Anticipate: 1 Samuel 3:9b says, “Speak, LORD, for your servant is listening” (NIV). What if we approached each day with an attitude of anticipation, making this verse a welcome invitation for the Lord to speak to us? Let’s set our hearts and minds to a place of readiness as we wait to hear from God.

Follow: Jesus said in John 10:27, “My sheep hear my voice, and I know them, and they follow me” (ESV). God doesn’t just speak to be heard. He speaks to be obeyed. When we discern God’s voice of direction or correction, we have to be willing to follow in obedience.

That day in my bathroom was a defining moment. I didn’t receive a specific answer to what our family was supposed to do. But I did receive a beautiful promise from God, that when the time was right, He would let us know. And no noise from this world would block out His voice, as long as we stayed close to Him.

Dear God, help me discern Your voice. Give me an attitude of anticipation to wake up every morning and say, “Speak, Lord, your servant is listening.” And when You speak, let me be faithful to follow and obey You. In Jesus’ Name, Amen.

Isaiah 30:21, “Whether you turn to the right or to the left, your ears will hear a voice behind you, saying, ‘This is the way; walk in it.’” (NIV)

Jeremiah 33:3, “Call to me and I will answer you and tell you great and unsearchable things you do not know.” (NIV)

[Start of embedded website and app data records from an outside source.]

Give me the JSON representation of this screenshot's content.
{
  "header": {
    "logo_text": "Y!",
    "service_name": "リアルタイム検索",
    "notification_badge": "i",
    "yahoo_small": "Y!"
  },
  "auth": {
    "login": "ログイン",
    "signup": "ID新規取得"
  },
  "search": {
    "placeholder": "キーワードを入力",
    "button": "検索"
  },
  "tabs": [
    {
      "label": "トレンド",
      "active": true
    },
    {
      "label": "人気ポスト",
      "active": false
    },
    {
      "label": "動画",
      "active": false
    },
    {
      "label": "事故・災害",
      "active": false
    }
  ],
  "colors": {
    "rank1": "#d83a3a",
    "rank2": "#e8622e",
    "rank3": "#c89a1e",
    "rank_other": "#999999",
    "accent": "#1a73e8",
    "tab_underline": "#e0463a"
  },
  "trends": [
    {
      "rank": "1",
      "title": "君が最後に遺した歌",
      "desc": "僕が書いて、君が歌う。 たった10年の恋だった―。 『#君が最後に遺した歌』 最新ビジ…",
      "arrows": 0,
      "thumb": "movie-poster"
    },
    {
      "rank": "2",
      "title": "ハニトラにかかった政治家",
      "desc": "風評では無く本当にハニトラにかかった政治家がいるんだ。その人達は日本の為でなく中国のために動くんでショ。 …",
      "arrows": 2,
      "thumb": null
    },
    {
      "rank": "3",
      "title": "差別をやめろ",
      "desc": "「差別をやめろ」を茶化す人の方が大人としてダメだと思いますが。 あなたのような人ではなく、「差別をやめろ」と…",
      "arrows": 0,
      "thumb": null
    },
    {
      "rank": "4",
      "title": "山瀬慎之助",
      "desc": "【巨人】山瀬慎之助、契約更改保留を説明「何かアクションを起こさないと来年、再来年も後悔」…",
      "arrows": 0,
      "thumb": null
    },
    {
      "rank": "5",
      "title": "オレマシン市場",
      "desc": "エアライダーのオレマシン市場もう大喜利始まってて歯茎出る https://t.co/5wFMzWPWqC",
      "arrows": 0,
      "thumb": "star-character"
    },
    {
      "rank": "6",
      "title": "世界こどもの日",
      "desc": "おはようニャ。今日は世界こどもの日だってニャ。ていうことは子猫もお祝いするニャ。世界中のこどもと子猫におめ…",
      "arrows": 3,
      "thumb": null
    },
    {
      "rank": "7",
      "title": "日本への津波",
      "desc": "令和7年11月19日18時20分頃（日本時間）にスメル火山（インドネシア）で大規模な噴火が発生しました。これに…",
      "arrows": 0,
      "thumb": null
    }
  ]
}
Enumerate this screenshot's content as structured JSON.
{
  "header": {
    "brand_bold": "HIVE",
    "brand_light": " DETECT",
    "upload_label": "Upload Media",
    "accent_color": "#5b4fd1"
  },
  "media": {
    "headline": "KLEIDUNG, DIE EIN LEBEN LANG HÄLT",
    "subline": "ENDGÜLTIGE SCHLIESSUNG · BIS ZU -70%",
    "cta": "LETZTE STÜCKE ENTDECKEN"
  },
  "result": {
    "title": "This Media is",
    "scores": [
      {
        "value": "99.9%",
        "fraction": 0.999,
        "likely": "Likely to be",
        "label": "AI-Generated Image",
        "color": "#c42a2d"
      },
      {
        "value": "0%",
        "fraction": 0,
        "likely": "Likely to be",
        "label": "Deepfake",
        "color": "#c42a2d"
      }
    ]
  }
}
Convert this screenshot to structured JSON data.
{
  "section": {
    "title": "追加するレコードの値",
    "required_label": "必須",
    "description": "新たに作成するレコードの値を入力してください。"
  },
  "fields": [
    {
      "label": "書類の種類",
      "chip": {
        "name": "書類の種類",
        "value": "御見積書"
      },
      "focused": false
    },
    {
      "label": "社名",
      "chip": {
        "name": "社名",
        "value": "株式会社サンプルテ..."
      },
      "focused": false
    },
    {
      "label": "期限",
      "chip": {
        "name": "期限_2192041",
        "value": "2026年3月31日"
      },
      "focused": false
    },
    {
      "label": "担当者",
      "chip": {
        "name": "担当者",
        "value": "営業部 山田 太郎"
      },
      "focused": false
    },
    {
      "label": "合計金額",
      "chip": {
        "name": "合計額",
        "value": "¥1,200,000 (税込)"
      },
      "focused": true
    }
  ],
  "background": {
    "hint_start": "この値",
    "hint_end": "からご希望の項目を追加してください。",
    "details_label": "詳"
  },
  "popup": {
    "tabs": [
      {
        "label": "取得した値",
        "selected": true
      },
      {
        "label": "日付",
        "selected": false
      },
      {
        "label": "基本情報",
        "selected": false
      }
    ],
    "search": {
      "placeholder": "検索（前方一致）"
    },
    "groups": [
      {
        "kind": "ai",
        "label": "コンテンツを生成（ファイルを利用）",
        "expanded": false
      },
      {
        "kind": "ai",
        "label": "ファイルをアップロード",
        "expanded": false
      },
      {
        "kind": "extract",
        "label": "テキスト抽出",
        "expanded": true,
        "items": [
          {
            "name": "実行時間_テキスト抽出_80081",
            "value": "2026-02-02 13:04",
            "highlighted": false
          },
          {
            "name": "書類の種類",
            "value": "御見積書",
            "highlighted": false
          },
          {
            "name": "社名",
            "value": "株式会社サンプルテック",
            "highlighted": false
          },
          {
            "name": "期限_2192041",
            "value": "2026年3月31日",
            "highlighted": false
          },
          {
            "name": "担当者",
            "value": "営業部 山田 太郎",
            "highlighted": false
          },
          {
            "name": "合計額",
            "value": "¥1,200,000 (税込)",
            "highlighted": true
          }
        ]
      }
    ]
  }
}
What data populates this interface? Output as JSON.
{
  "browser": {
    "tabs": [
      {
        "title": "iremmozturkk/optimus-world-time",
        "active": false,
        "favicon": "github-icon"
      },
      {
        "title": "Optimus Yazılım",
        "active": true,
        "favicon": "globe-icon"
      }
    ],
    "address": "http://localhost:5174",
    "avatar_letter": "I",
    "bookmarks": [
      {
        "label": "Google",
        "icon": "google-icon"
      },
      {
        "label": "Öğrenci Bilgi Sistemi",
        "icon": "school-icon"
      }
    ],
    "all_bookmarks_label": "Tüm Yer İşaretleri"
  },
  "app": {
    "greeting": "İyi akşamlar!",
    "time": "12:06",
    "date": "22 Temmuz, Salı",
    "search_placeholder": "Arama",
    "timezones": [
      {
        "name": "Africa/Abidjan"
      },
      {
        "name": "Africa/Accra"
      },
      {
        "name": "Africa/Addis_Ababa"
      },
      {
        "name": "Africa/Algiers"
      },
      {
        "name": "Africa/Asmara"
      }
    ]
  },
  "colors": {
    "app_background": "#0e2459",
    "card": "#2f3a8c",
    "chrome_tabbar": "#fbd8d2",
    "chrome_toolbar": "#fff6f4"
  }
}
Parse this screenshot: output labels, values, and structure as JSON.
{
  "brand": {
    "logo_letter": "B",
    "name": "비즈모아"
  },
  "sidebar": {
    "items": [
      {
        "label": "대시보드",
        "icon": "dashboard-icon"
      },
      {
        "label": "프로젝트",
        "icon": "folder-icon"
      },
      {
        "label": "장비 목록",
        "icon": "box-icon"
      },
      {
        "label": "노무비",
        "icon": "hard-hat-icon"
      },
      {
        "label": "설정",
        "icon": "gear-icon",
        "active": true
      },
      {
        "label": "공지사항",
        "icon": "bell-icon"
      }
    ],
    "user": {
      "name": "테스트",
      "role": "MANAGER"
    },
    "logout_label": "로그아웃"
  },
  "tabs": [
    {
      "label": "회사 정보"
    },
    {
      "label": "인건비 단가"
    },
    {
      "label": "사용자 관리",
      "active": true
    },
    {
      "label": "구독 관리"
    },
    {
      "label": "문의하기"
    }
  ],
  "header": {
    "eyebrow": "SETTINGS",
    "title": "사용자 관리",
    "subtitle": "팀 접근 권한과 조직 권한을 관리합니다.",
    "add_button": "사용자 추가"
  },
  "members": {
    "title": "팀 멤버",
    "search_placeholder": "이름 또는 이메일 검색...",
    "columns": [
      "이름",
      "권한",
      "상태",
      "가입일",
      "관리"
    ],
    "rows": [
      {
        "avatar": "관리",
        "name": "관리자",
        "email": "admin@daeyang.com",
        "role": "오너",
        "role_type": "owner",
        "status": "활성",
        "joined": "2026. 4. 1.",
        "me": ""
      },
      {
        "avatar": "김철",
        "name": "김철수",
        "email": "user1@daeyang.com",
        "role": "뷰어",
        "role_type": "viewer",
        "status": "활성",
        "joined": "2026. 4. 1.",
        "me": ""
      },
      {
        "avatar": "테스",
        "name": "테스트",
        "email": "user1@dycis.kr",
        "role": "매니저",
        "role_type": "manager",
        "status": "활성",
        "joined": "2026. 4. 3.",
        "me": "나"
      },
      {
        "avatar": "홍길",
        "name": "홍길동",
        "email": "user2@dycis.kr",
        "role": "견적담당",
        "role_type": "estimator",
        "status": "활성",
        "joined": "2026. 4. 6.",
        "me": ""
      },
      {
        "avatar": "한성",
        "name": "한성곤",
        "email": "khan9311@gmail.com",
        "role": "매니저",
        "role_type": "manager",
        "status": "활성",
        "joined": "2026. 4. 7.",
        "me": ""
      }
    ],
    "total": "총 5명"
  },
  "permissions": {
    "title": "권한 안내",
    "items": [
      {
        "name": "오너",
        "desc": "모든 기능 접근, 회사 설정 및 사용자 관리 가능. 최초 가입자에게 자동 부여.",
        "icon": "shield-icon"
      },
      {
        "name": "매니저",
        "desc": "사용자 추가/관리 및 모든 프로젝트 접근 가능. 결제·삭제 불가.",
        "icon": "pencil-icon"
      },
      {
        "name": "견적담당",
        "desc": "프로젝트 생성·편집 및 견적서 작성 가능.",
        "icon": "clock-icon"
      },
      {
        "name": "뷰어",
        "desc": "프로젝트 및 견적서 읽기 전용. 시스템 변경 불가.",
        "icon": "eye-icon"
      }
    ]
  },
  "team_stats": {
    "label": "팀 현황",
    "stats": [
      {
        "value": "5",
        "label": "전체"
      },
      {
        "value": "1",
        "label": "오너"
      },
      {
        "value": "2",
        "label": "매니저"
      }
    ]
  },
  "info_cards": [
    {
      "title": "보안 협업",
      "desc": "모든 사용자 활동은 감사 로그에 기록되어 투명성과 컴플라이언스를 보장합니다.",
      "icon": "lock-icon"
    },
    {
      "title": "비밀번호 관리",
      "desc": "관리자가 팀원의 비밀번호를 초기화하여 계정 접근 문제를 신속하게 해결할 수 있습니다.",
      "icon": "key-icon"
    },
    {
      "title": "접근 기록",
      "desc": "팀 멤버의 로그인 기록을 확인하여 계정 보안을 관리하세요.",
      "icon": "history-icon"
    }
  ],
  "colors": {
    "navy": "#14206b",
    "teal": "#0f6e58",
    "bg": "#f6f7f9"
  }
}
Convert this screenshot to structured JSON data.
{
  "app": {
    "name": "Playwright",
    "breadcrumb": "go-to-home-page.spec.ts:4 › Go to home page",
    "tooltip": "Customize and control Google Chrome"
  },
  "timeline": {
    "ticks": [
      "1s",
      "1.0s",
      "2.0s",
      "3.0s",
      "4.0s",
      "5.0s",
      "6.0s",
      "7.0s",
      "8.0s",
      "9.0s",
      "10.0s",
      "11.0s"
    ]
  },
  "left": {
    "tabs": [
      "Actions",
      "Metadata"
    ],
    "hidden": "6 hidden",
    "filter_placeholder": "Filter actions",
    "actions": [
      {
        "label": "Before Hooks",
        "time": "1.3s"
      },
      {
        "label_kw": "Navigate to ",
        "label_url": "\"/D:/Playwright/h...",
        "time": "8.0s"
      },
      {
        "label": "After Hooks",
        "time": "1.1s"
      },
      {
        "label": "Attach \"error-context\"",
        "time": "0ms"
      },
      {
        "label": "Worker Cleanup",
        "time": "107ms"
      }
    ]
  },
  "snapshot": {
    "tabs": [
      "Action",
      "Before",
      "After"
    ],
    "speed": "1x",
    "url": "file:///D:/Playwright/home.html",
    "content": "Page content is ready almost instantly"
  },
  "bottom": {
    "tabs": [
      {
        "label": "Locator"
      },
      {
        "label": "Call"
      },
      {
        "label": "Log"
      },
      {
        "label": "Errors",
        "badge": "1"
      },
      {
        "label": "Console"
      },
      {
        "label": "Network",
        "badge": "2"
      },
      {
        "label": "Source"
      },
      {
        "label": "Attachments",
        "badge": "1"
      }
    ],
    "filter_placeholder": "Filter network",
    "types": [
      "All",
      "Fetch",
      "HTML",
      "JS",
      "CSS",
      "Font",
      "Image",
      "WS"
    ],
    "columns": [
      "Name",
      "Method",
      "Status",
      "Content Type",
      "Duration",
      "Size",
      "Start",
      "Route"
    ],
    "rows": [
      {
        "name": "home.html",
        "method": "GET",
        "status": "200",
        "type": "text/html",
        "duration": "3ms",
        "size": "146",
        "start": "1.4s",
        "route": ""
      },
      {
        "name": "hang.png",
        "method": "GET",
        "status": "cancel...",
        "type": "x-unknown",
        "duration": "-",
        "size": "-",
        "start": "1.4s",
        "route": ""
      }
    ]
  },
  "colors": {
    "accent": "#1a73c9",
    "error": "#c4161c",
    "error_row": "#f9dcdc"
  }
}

Hear God’s Word first thing in the morning, by giving Him your first 5 minutes. The First 5 app will be available soon and will transform your time with God. Learn more here.

Continue your First 5 journey with the corresponding Experience Guide. The Experience Guide is beautifully designed to complement each day’s teaching and grow your faith, as you reflect on and respond to what you’re learning. Pre-order your guide today for a special price and receive it before the study starts!

Stop by Leah DiPascal’s blog today for more encouragement.

It’s important to remember that God does things in His own timing. Regardless of whether or not you’ve discerned God’s voice today, He is always working behind the scenes on your behalf.

Write a prayer telling God why you want to discern His voice.

© 2015 by Leah DiPascal. All rights reserved.

Proverbs 31 Ministries
630 Team Rd., Suite 100
Matthews, NC 28105